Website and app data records
━━━

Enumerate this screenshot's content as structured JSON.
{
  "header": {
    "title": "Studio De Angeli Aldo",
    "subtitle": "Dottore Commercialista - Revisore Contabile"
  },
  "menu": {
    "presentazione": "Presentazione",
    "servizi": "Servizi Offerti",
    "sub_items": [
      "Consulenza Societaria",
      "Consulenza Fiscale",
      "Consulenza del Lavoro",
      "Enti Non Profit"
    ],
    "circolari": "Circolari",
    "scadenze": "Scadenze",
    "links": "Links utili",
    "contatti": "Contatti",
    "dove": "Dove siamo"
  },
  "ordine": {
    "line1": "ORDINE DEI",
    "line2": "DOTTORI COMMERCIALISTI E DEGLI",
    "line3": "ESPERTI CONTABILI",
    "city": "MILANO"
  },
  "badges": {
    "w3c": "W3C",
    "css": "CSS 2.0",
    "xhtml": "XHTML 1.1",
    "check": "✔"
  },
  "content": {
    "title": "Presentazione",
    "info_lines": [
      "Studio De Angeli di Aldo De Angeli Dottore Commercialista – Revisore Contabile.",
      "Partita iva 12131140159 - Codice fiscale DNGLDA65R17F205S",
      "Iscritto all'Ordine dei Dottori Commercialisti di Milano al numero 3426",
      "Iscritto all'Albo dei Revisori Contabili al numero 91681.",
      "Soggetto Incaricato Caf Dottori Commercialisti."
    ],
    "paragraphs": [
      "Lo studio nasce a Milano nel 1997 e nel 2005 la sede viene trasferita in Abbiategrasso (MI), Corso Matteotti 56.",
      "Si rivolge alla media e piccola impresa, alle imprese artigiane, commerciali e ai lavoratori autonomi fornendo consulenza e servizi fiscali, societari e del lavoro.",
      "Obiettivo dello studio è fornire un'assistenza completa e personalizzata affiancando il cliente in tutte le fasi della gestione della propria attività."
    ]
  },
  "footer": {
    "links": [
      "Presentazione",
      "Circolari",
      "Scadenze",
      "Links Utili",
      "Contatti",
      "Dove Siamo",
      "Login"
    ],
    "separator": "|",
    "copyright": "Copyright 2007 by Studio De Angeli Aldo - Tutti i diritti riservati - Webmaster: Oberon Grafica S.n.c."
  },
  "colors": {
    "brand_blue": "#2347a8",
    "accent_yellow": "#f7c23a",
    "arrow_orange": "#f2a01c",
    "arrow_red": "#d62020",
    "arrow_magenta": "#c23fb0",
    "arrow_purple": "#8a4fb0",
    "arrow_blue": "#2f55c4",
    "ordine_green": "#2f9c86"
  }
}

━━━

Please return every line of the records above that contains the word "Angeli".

    "title": "Studio De Angeli Aldo",
      "Studio De Angeli di Aldo De Angeli Dottore Commercialista – Revisore Contabile.",
    "copyright": "Copyright 2007 by Studio De Angeli Aldo - Tutti i diritti riservati - Webmaster: Oberon Grafica S.n.c."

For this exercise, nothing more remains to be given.